▶ **Goal of the exercise**: Drop the images. Copy every line below character for character.

▶ **Provided records**:

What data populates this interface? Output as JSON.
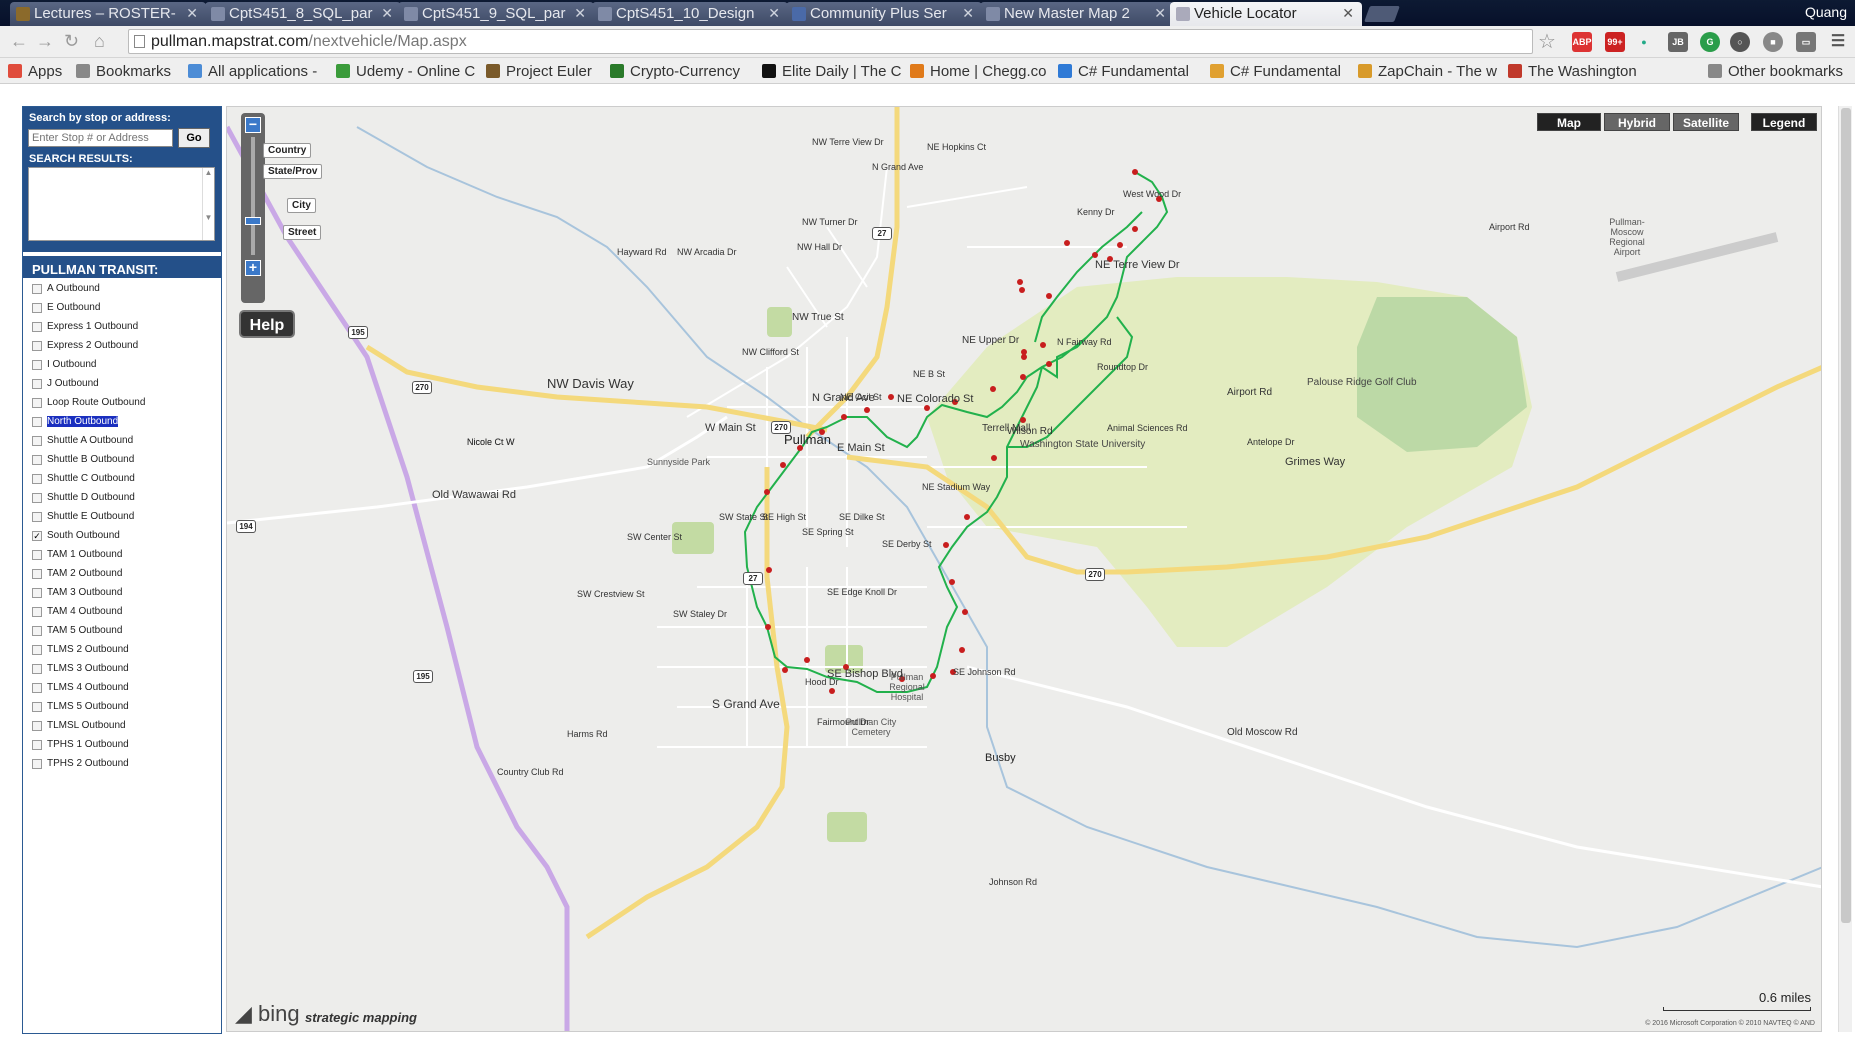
{
  "browser": {
    "tabs": [
      {
        "label": "Lectures – ROSTER-",
        "icon": "bb-icon",
        "color": "#8b6a2b"
      },
      {
        "label": "CptS451_8_SQL_par",
        "icon": "doc-icon",
        "color": "#7f8aa6"
      },
      {
        "label": "CptS451_9_SQL_par",
        "icon": "doc-icon",
        "color": "#7f8aa6"
      },
      {
        "label": "CptS451_10_Design",
        "icon": "doc-icon",
        "color": "#7f8aa6"
      },
      {
        "label": "Community Plus Ser",
        "icon": "community-icon",
        "color": "#4a6aa8"
      },
      {
        "label": "New Master Map 2",
        "icon": "map-icon",
        "color": "#7f8aa6"
      },
      {
        "label": "Vehicle Locator",
        "icon": "page-icon",
        "color": "#aab"
      }
    ],
    "user": "Quang",
    "url_host": "pullman.mapstrat.com",
    "url_path": "/nextvehicle/Map.aspx",
    "bookmarks": [
      {
        "label": "Apps",
        "icon": "apps-icon",
        "color": "#e04c3c"
      },
      {
        "label": "Bookmarks",
        "icon": "star-icon",
        "color": "#888"
      },
      {
        "label": "All applications -",
        "icon": "play-icon",
        "color": "#4c8cd6"
      },
      {
        "label": "Udemy - Online C",
        "icon": "udemy-icon",
        "color": "#3a9b3a"
      },
      {
        "label": "Project Euler",
        "icon": "euler-icon",
        "color": "#7a5a2a"
      },
      {
        "label": "Crypto-Currency",
        "icon": "dollar-icon",
        "color": "#2a7a2a"
      },
      {
        "label": "Elite Daily | The C",
        "icon": "ed-icon",
        "color": "#111"
      },
      {
        "label": "Home | Chegg.co",
        "icon": "chegg-icon",
        "color": "#e07a1a"
      },
      {
        "label": "C# Fundamental",
        "icon": "ms-icon",
        "color": "#2f7ad6"
      },
      {
        "label": "C# Fundamental",
        "icon": "dev-icon",
        "color": "#e0a030"
      },
      {
        "label": "ZapChain - The w",
        "icon": "zap-icon",
        "color": "#d89a2a"
      },
      {
        "label": "The Washington",
        "icon": "wp-icon",
        "color": "#c0392b"
      },
      {
        "label": "Other bookmarks",
        "icon": "folder-icon",
        "color": "#888"
      }
    ]
  },
  "panel": {
    "search_label": "Search by stop or address:",
    "search_placeholder": "Enter Stop # or Address",
    "go_label": "Go",
    "results_label": "SEARCH RESULTS:",
    "transit_header": "PULLMAN TRANSIT:",
    "routes": [
      {
        "label": "A Outbound",
        "checked": false,
        "selected": false
      },
      {
        "label": "E Outbound",
        "checked": false,
        "selected": false
      },
      {
        "label": "Express 1 Outbound",
        "checked": false,
        "selected": false
      },
      {
        "label": "Express 2 Outbound",
        "checked": false,
        "selected": false
      },
      {
        "label": "I Outbound",
        "checked": false,
        "selected": false
      },
      {
        "label": "J Outbound",
        "checked": false,
        "selected": false
      },
      {
        "label": "Loop Route Outbound",
        "checked": false,
        "selected": false
      },
      {
        "label": "North Outbound",
        "checked": false,
        "selected": true
      },
      {
        "label": "Shuttle A Outbound",
        "checked": false,
        "selected": false
      },
      {
        "label": "Shuttle B Outbound",
        "checked": false,
        "selected": false
      },
      {
        "label": "Shuttle C Outbound",
        "checked": false,
        "selected": false
      },
      {
        "label": "Shuttle D Outbound",
        "checked": false,
        "selected": false
      },
      {
        "label": "Shuttle E Outbound",
        "checked": false,
        "selected": false
      },
      {
        "label": "South Outbound",
        "checked": true,
        "selected": false
      },
      {
        "label": "TAM 1 Outbound",
        "checked": false,
        "selected": false
      },
      {
        "label": "TAM 2 Outbound",
        "checked": false,
        "selected": false
      },
      {
        "label": "TAM 3 Outbound",
        "checked": false,
        "selected": false
      },
      {
        "label": "TAM 4 Outbound",
        "checked": false,
        "selected": false
      },
      {
        "label": "TAM 5 Outbound",
        "checked": false,
        "selected": false
      },
      {
        "label": "TLMS 2 Outbound",
        "checked": false,
        "selected": false
      },
      {
        "label": "TLMS 3 Outbound",
        "checked": false,
        "selected": false
      },
      {
        "label": "TLMS 4 Outbound",
        "checked": false,
        "selected": false
      },
      {
        "label": "TLMS 5 Outbound",
        "checked": false,
        "selected": false
      },
      {
        "label": "TLMSL Outbound",
        "checked": false,
        "selected": false
      },
      {
        "label": "TPHS 1 Outbound",
        "checked": false,
        "selected": false
      },
      {
        "label": "TPHS 2 Outbound",
        "checked": false,
        "selected": false
      }
    ]
  },
  "map": {
    "zoom_levels": [
      "Country",
      "State/Prov",
      "City",
      "Street"
    ],
    "zoom_in": "+",
    "zoom_out": "−",
    "help_label": "Help",
    "map_types": [
      "Map",
      "Hybrid",
      "Satellite"
    ],
    "active_map_type": "Map",
    "legend_label": "Legend",
    "scale_label": "0.6 miles",
    "copyright": "© 2016 Microsoft Corporation   © 2010 NAVTEQ   © AND",
    "bing_label": "bing",
    "brand_label": "strategic mapping",
    "route_color": "#22b14c",
    "stop_color": "#c81e1e",
    "park_color": "#e3ecc0",
    "highway_color": "#f4d97c",
    "us195_color": "#c9a8e6",
    "highways": {
      "us195": "195",
      "wa270": "270",
      "wa27": "27",
      "wa194": "194"
    },
    "labels": {
      "places": [
        "Pullman",
        "Busby",
        "Sunnyside Park",
        "Palouse Ridge Golf Club",
        "Washington State University",
        "Pullman Regional Hospital",
        "Pullman City Cemetery",
        "Pullman-Moscow Regional Airport",
        "Terrell Mall"
      ],
      "roads": [
        "NW Davis Way",
        "E Main St",
        "W Main St",
        "Old Wawawai Rd",
        "S Grand Ave",
        "N Grand Ave",
        "NE Terre View Dr",
        "NE Colorado St",
        "SE Bishop Blvd",
        "Old Moscow Rd",
        "Grimes Way",
        "Wilson Rd",
        "NE Stadium Way",
        "Airport Rd",
        "Hayward Rd",
        "Harms Rd",
        "Country Club Rd",
        "NW Terre View Dr",
        "NE Hopkins Ct",
        "NW True St",
        "NE Upper Dr",
        "N Fairway Rd",
        "Roundtop Dr",
        "Animal Sciences Rd",
        "Antelope Dr",
        "SW State St",
        "SE High St",
        "SE Spring St",
        "SE Dilke St",
        "SE Derby St",
        "SE Edge Knoll Dr",
        "SW Center St",
        "SW Crestview St",
        "SW Staley Dr",
        "Nicole Ct W",
        "NW Clifford St",
        "NW Arcadia Dr",
        "NW Turner Dr",
        "NW Hall Dr",
        "SE Johnson Rd",
        "Johnson Rd",
        "Hood Dr",
        "Fairmount Dr",
        "NE B St",
        "NE Ocil St",
        "West Wood Dr",
        "Kenny Dr",
        "Airport Rd",
        "N Grand Ave",
        "Nicole Ct W"
      ]
    }
  }
}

▶ **Reply to the task**:
What data populates this interface? Output as JSON.
{
  "browser": {
    "tabs": [
      {
        "label": "Lectures – ROSTER-",
        "icon": "bb-icon",
        "color": "#8b6a2b"
      },
      {
        "label": "CptS451_8_SQL_par",
        "icon": "doc-icon",
        "color": "#7f8aa6"
      },
      {
        "label": "CptS451_9_SQL_par",
        "icon": "doc-icon",
        "color": "#7f8aa6"
      },
      {
        "label": "CptS451_10_Design",
        "icon": "doc-icon",
        "color": "#7f8aa6"
      },
      {
        "label": "Community Plus Ser",
        "icon": "community-icon",
        "color": "#4a6aa8"
      },
      {
        "label": "New Master Map 2",
        "icon": "map-icon",
        "color": "#7f8aa6"
      },
      {
        "label": "Vehicle Locator",
        "icon": "page-icon",
        "color": "#aab"
      }
    ],
    "user": "Quang",
    "url_host": "pullman.mapstrat.com",
    "url_path": "/nextvehicle/Map.aspx",
    "bookmarks": [
      {
        "label": "Apps",
        "icon": "apps-icon",
        "color": "#e04c3c"
      },
      {
        "label": "Bookmarks",
        "icon": "star-icon",
        "color": "#888"
      },
      {
        "label": "All applications -",
        "icon": "play-icon",
        "color": "#4c8cd6"
      },
      {
        "label": "Udemy - Online C",
        "icon": "udemy-icon",
        "color": "#3a9b3a"
      },
      {
        "label": "Project Euler",
        "icon": "euler-icon",
        "color": "#7a5a2a"
      },
      {
        "label": "Crypto-Currency",
        "icon": "dollar-icon",
        "color": "#2a7a2a"
      },
      {
        "label": "Elite Daily | The C",
        "icon": "ed-icon",
        "color": "#111"
      },
      {
        "label": "Home | Chegg.co",
        "icon": "chegg-icon",
        "color": "#e07a1a"
      },
      {
        "label": "C# Fundamental",
        "icon": "ms-icon",
        "color": "#2f7ad6"
      },
      {
        "label": "C# Fundamental",
        "icon": "dev-icon",
        "color": "#e0a030"
      },
      {
        "label": "ZapChain - The w",
        "icon": "zap-icon",
        "color": "#d89a2a"
      },
      {
        "label": "The Washington",
        "icon": "wp-icon",
        "color": "#c0392b"
      },
      {
        "label": "Other bookmarks",
        "icon": "folder-icon",
        "color": "#888"
      }
    ]
  },
  "panel": {
    "search_label": "Search by stop or address:",
    "search_placeholder": "Enter Stop # or Address",
    "go_label": "Go",
    "results_label": "SEARCH RESULTS:",
    "transit_header": "PULLMAN TRANSIT:",
    "routes": [
      {
        "label": "A Outbound",
        "checked": false,
        "selected": false
      },
      {
        "label": "E Outbound",
        "checked": false,
        "selected": false
      },
      {
        "label": "Express 1 Outbound",
        "checked": false,
        "selected": false
      },
      {
        "label": "Express 2 Outbound",
        "checked": false,
        "selected": false
      },
      {
        "label": "I Outbound",
        "checked": false,
        "selected": false
      },
      {
        "label": "J Outbound",
        "checked": false,
        "selected": false
      },
      {
        "label": "Loop Route Outbound",
        "checked": false,
        "selected": false
      },
      {
        "label": "North Outbound",
        "checked": false,
        "selected": true
      },
      {
        "label": "Shuttle A Outbound",
        "checked": false,
        "selected": false
      },
      {
        "label": "Shuttle B Outbound",
        "checked": false,
        "selected": false
      },
      {
        "label": "Shuttle C Outbound",
        "checked": false,
        "selected": false
      },
      {
        "label": "Shuttle D Outbound",
        "checked": false,
        "selected": false
      },
      {
        "label": "Shuttle E Outbound",
        "checked": false,
        "selected": false
      },
      {
        "label": "South Outbound",
        "checked": true,
        "selected": false
      },
      {
        "label": "TAM 1 Outbound",
        "checked": false,
        "selected": false
      },
      {
        "label": "TAM 2 Outbound",
        "checked": false,
        "selected": false
      },
      {
        "label": "TAM 3 Outbound",
        "checked": false,
        "selected": false
      },
      {
        "label": "TAM 4 Outbound",
        "checked": false,
        "selected": false
      },
      {
        "label": "TAM 5 Outbound",
        "checked": false,
        "selected": false
      },
      {
        "label": "TLMS 2 Outbound",
        "checked": false,
        "selected": false
      },
      {
        "label": "TLMS 3 Outbound",
        "checked": false,
        "selected": false
      },
      {
        "label": "TLMS 4 Outbound",
        "checked": false,
        "selected": false
      },
      {
        "label": "TLMS 5 Outbound",
        "checked": false,
        "selected": false
      },
      {
        "label": "TLMSL Outbound",
        "checked": false,
        "selected": false
      },
      {
        "label": "TPHS 1 Outbound",
        "checked": false,
        "selected": false
      },
      {
        "label": "TPHS 2 Outbound",
        "checked": false,
        "selected": false
      }
    ]
  },
  "map": {
    "zoom_levels": [
      "Country",
      "State/Prov",
      "City",
      "Street"
    ],
    "zoom_in": "+",
    "zoom_out": "−",
    "help_label": "Help",
    "map_types": [
      "Map",
      "Hybrid",
      "Satellite"
    ],
    "active_map_type": "Map",
    "legend_label": "Legend",
    "scale_label": "0.6 miles",
    "copyright": "© 2016 Microsoft Corporation   © 2010 NAVTEQ   © AND",
    "bing_label": "bing",
    "brand_label": "strategic mapping",
    "route_color": "#22b14c",
    "stop_color": "#c81e1e",
    "park_color": "#e3ecc0",
    "highway_color": "#f4d97c",
    "us195_color": "#c9a8e6",
    "highways": {
      "us195": "195",
      "wa270": "270",
      "wa27": "27",
      "wa194": "194"
    },
    "labels": {
      "places": [
        "Pullman",
        "Busby",
        "Sunnyside Park",
        "Palouse Ridge Golf Club",
        "Washington State University",
        "Pullman Regional Hospital",
        "Pullman City Cemetery",
        "Pullman-Moscow Regional Airport",
        "Terrell Mall"
      ],
      "roads": [
        "NW Davis Way",
        "E Main St",
        "W Main St",
        "Old Wawawai Rd",
        "S Grand Ave",
        "N Grand Ave",
        "NE Terre View Dr",
        "NE Colorado St",
        "SE Bishop Blvd",
        "Old Moscow Rd",
        "Grimes Way",
        "Wilson Rd",
        "NE Stadium Way",
        "Airport Rd",
        "Hayward Rd",
        "Harms Rd",
        "Country Club Rd",
        "NW Terre View Dr",
        "NE Hopkins Ct",
        "NW True St",
        "NE Upper Dr",
        "N Fairway Rd",
        "Roundtop Dr",
        "Animal Sciences Rd",
        "Antelope Dr",
        "SW State St",
        "SE High St",
        "SE Spring St",
        "SE Dilke St",
        "SE Derby St",
        "SE Edge Knoll Dr",
        "SW Center St",
        "SW Crestview St",
        "SW Staley Dr",
        "Nicole Ct W",
        "NW Clifford St",
        "NW Arcadia Dr",
        "NW Turner Dr",
        "NW Hall Dr",
        "SE Johnson Rd",
        "Johnson Rd",
        "Hood Dr",
        "Fairmount Dr",
        "NE B St",
        "NE Ocil St",
        "West Wood Dr",
        "Kenny Dr",
        "Airport Rd",
        "N Grand Ave",
        "Nicole Ct W"
      ]
    }
  }
}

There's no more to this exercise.